Many moons ago I bought tickets for The Story conference (run by @matlock), when I first heard about it and read the blurb, something chimed about the idea of focussing on storytelling – not media, or platform, or industry, or any number of other ways of dividing and conquering, but the general idea of storytelling. I wonder if it planted a seed in someways because recently the notion of storytelling has come back to me from several different sources, in that zeitgeisty way things sometimes do
So why storytelling?
Well, for a start storytelling is quite a unique coming together of expert, audience and knowledge. Obviously there are many ways that these three things can combine – the teacher and the student, the preacher and the congregation, the singer and the crowd. But none of them are quite the same as storytelling, the art of storytelling is the transfer of knowledge along with context. In fact context often plays as big a role as the raw content. Maybe even more so…
Expert + Content + Audience
Context is all about what happened around an event, rather than the event itself, its extra data (‘meta data’, to borrow from the world of the web) and the right context can really make something relevant. Perhaps above all else the relevance of information is what makes it ‘stick’. So if you tell a good story you transmit data, and make it stick.
As a designer I deal in the communication of complex ideas to other people on a daily basis and this is where the art of storytelling comes into its own. Whilst design isn’t always about pure innovation it always includes an element of it; the process of design naturally leads new ‘things’ and new things inherently come without context. This is when storytelling comes in; it allows you to explain something new, but with some kind of context. Context means relevance, relevance means it’ll stick.
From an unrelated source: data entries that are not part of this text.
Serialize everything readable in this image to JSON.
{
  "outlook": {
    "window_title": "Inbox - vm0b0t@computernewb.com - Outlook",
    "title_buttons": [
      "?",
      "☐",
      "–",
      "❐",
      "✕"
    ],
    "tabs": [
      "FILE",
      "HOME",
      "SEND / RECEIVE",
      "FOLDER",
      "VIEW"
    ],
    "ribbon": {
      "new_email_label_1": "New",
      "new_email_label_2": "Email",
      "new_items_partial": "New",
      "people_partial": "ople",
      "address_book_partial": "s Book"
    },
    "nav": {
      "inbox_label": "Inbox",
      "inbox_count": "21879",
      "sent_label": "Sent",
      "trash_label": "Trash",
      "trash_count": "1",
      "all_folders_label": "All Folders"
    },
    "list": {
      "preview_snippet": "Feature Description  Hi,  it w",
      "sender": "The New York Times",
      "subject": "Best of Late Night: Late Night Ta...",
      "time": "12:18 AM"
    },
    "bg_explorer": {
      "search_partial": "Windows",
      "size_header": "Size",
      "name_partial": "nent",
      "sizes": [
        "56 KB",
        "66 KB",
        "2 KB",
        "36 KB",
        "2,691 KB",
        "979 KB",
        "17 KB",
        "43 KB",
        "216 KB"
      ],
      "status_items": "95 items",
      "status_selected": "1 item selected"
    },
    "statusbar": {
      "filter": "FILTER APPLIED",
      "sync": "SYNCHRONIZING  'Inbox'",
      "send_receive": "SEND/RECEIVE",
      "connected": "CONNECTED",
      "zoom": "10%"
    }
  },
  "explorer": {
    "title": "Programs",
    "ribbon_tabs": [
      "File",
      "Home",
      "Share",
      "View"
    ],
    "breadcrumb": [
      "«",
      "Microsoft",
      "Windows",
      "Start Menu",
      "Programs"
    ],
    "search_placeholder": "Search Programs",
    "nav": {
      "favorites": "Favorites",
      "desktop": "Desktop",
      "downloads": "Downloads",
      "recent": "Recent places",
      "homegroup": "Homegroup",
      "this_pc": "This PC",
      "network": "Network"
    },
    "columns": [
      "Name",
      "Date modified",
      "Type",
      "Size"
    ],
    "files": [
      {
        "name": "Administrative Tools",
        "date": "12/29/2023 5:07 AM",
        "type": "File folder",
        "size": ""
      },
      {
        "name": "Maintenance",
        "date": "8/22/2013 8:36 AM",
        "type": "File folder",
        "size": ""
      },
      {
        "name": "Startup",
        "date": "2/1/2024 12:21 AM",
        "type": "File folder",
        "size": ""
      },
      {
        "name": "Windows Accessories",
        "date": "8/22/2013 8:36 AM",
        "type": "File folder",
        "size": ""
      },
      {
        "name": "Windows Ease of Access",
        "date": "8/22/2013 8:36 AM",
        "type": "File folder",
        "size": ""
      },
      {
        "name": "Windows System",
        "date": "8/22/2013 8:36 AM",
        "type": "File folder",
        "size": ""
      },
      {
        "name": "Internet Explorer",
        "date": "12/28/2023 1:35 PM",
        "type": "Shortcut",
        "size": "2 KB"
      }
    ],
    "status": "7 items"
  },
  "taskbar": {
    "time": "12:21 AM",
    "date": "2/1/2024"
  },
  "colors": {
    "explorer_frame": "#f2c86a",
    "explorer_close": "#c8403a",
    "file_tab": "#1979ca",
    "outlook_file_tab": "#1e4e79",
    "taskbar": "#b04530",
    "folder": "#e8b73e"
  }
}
And in the best cases it sticks so well that the audience becomes the expert and will tell the story to others.
So long live the art of storytelling, especially in the world of design.